(Items from an interface collection)
_____

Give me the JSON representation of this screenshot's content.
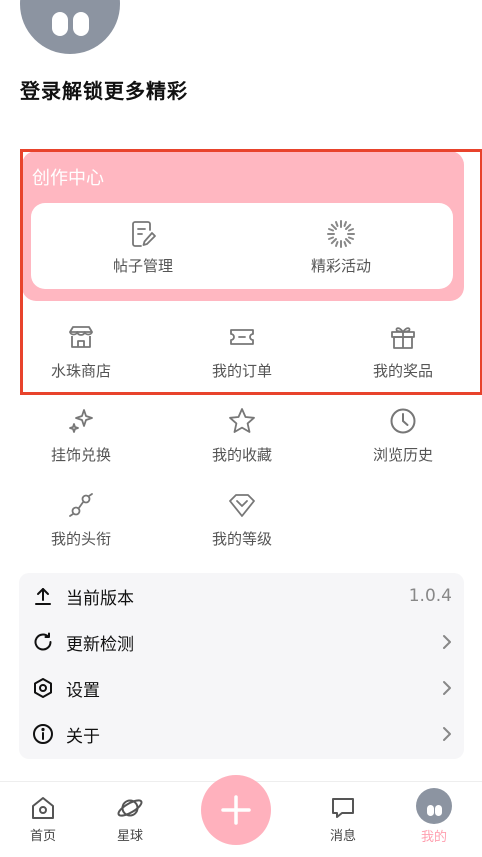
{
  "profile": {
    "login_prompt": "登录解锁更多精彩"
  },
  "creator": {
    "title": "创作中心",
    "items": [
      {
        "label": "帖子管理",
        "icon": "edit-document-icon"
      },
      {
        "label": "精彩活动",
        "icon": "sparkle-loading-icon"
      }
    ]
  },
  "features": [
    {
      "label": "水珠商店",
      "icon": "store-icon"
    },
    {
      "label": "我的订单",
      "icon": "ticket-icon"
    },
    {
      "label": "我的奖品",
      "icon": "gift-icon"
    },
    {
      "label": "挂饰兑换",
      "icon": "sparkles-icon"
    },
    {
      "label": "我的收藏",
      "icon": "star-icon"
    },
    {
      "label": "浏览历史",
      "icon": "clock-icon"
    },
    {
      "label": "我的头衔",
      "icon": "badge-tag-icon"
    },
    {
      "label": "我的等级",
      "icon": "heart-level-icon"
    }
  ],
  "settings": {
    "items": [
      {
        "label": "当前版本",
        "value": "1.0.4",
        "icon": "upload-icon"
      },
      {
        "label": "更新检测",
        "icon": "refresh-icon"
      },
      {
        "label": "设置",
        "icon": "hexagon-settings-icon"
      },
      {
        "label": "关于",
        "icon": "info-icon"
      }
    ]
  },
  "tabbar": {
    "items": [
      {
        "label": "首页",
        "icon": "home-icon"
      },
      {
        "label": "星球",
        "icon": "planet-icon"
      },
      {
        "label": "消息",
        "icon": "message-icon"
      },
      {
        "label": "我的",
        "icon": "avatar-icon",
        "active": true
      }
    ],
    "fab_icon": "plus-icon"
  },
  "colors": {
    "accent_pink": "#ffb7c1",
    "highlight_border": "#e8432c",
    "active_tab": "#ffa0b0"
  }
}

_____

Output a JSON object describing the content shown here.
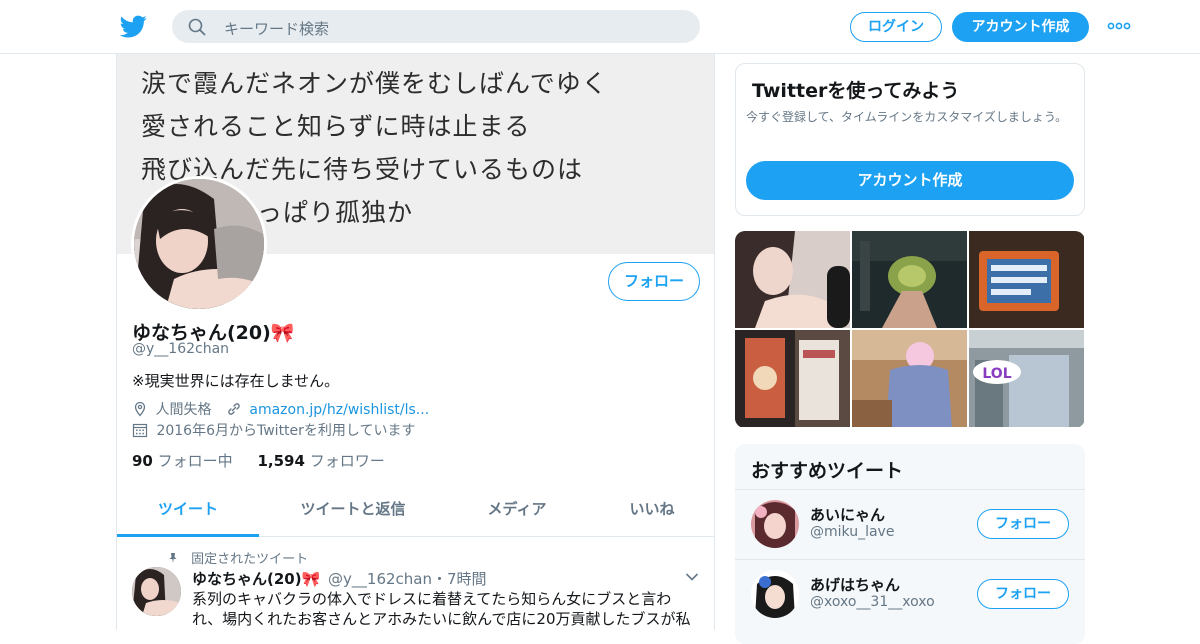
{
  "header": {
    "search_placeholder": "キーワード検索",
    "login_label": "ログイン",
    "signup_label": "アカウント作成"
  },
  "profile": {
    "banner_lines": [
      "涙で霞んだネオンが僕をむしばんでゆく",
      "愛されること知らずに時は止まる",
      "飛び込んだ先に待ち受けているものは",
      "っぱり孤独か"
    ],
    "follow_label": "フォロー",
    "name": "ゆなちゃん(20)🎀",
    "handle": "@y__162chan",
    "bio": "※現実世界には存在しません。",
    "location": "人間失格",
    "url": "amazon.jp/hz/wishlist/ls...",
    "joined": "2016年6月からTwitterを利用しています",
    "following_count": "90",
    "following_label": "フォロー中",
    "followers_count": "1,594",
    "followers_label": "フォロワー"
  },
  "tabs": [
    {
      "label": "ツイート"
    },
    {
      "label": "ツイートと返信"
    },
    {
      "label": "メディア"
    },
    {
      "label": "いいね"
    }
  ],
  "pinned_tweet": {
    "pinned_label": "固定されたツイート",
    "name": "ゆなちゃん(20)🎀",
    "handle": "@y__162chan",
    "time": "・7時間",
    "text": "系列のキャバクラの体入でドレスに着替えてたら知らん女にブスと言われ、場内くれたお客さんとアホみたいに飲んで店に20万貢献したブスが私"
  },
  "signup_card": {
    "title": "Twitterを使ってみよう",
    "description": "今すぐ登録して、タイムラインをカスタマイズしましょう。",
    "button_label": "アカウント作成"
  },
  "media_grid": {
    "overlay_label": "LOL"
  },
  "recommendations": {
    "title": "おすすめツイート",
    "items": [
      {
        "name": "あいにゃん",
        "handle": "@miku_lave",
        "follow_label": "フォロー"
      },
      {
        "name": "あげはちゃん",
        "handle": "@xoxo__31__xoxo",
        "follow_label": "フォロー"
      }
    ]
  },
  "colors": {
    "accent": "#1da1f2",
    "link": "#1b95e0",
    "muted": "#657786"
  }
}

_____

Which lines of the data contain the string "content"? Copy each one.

Task result:
Give me the JSON representation of this screenshot's content.
Output a JSON object describing the content shown here.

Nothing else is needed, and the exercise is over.